It has been an all-temples tour of Bali, hasn’t it? And here we bid farewell to this fascinating island. Hope you enjoyed the journey.
Another case of mix and match. Even though Pura Ulun is a Hindu temple, in the gardens we saw some statues of Buddha, robed in the Buddhist colours of yellow and orange. At 1,500m above sea-level, I’d want some nice robes too if I had to sit there 24/7.
There were plenty of tourists around, but there were also quite a few locals as well. Around from the temple were fishing boats, and two boys trying their luck with the rod.
Another temple, and more water. This time the temple is on the water. Pura Ulun is on Lake Bratan – a crater lake that’s hundreds of meters deep, and 1,500m above sea-level. It is also surrounded by mountains, but they’re shrouded in cloud for most of the year. Aside from the temple, this area is famous for its cold climate produce, especially its strawberries!
Across the field a flock of white herons take flight. White herons are guardians of the rice fields.
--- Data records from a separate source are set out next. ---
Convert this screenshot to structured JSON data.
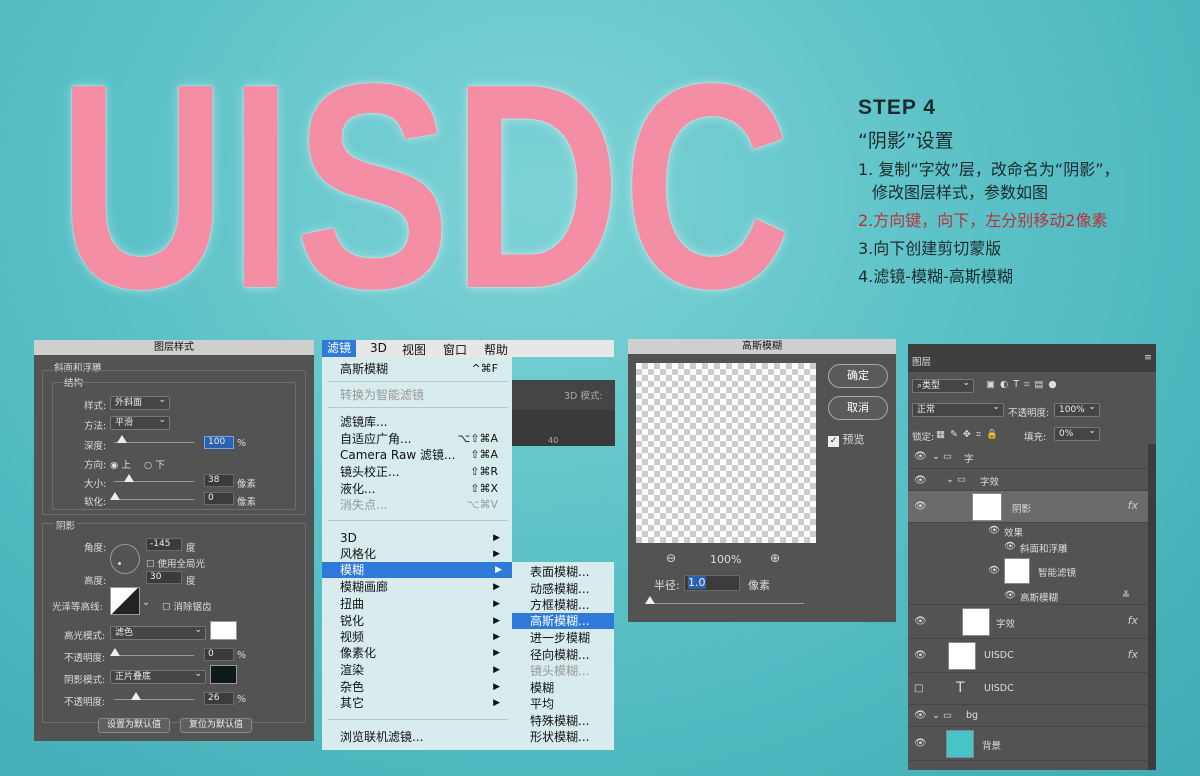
{
  "hero": {
    "title": "UISDC"
  },
  "step": {
    "heading": "STEP 4",
    "subtitle": "“阴影”设置",
    "lines": [
      "1. 复制“字效”层，改命名为“阴影”，",
      "修改图层样式，参数如图",
      "2.方向键，向下，左分别移动2像素",
      "3.向下创建剪切蒙版",
      "4.滤镜-模糊-高斯模糊"
    ]
  },
  "layer_style": {
    "title": "图层样式",
    "bevel_group": "斜面和浮雕",
    "structure": "结构",
    "style_label": "样式:",
    "style_value": "外斜面",
    "method_label": "方法:",
    "method_value": "平滑",
    "depth_label": "深度:",
    "depth_value": "100",
    "pct": "%",
    "direction_label": "方向:",
    "dir_up": "上",
    "dir_down": "下",
    "size_label": "大小:",
    "size_value": "38",
    "px": "像素",
    "soften_label": "软化:",
    "soften_value": "0",
    "shading": "阴影",
    "angle_label": "角度:",
    "angle_value": "-145",
    "deg": "度",
    "global_light": "使用全局光",
    "altitude_label": "高度:",
    "altitude_value": "30",
    "gloss_label": "光泽等高线:",
    "anti_alias": "消除锯齿",
    "highlight_label": "高光模式:",
    "highlight_value": "滤色",
    "hl_opacity_label": "不透明度:",
    "hl_opacity_value": "0",
    "shadow_label": "阴影模式:",
    "shadow_value": "正片叠底",
    "sh_opacity_label": "不透明度:",
    "sh_opacity_value": "26",
    "default_btn": "设置为默认值",
    "reset_btn": "复位为默认值",
    "highlight_color": "#ffffff",
    "shadow_color": "#0d1a1c"
  },
  "menubar": {
    "items": [
      "滤镜",
      "3D",
      "视图",
      "窗口",
      "帮助"
    ]
  },
  "filter_menu": {
    "last": "高斯模糊",
    "last_sc": "^⌘F",
    "smart": "转换为智能滤镜",
    "gallery": "滤镜库...",
    "adaptive": "自适应广角...",
    "adaptive_sc": "⌥⇧⌘A",
    "camera": "Camera Raw 滤镜...",
    "camera_sc": "⇧⌘A",
    "lens": "镜头校正...",
    "lens_sc": "⇧⌘R",
    "liquify": "液化...",
    "liquify_sc": "⇧⌘X",
    "vanish": "消失点...",
    "vanish_sc": "⌥⌘V",
    "d3": "3D",
    "stylize": "风格化",
    "blur": "模糊",
    "blur_gallery": "模糊画廊",
    "distort": "扭曲",
    "sharpen": "锐化",
    "video": "视频",
    "pixelate": "像素化",
    "render": "渲染",
    "noise": "杂色",
    "other": "其它",
    "browse": "浏览联机滤镜..."
  },
  "blur_submenu": [
    "表面模糊...",
    "动感模糊...",
    "方框模糊...",
    "高斯模糊...",
    "进一步模糊",
    "径向模糊...",
    "镜头模糊...",
    "模糊",
    "平均",
    "特殊模糊...",
    "形状模糊..."
  ],
  "toolbar_bg": {
    "mode": "3D 模式:",
    "ruler": "40"
  },
  "gaussian": {
    "title": "高斯模糊",
    "ok": "确定",
    "cancel": "取消",
    "preview": "预览",
    "zoom": "100%",
    "radius_label": "半径:",
    "radius_value": "1.0",
    "unit": "像素"
  },
  "layers": {
    "title": "图层",
    "kind": "类型",
    "blend": "正常",
    "opacity_label": "不透明度:",
    "opacity_value": "100%",
    "lock_label": "锁定:",
    "fill_label": "填充:",
    "fill_value": "0%",
    "rows": {
      "g_zi": "字",
      "g_ziyao": "字效",
      "shadow": "阴影",
      "effects": "效果",
      "bevel": "斜面和浮雕",
      "smart": "智能滤镜",
      "gauss": "高斯模糊",
      "ziyao": "字效",
      "uisdc1": "UISDC",
      "uisdc2": "UISDC",
      "bg_group": "bg",
      "bg_layer": "背景"
    },
    "fx": "fx",
    "bg_color": "#48c3c8"
  }
}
Along with ducks, geese and other water fowl, they feed off the worms, rats and other vermin, and are hence revered.
Another rural scene from the Balinese countryside. The rice terraces at Jatiluwih are the most extensive that I’ve ever seen in Bali. Apparently at its best on a sunny day, it nevertheless is impressive on a cloudy one.
Didn’t expect to find a pond/lake/moat at Pura Batukaru. Even in the rain, the scene was a peaceful one.
This temple is much more off the beaten track. Hardly any tourists, or locals, and a lot more simpler.
Whenever you visit a place of worship, it’s respectful to follow the rules. Here are the rules that you need to consider when you visit a Hindu temple in Bali. Note rule 6.
Mmm, that would include most Sydneysiders as road rage is pandemic.
Bali locals told us that they’re very tolerant of different cultures and religions. I guess the air of general tolerance meant that migrants over the centuries adopted all things Balinese, too. Witness this building that we saw in the countryside. It might look like a temple from afar, but what’s that cross doing there?
Ah, it’s a Catholic church, Bali-style.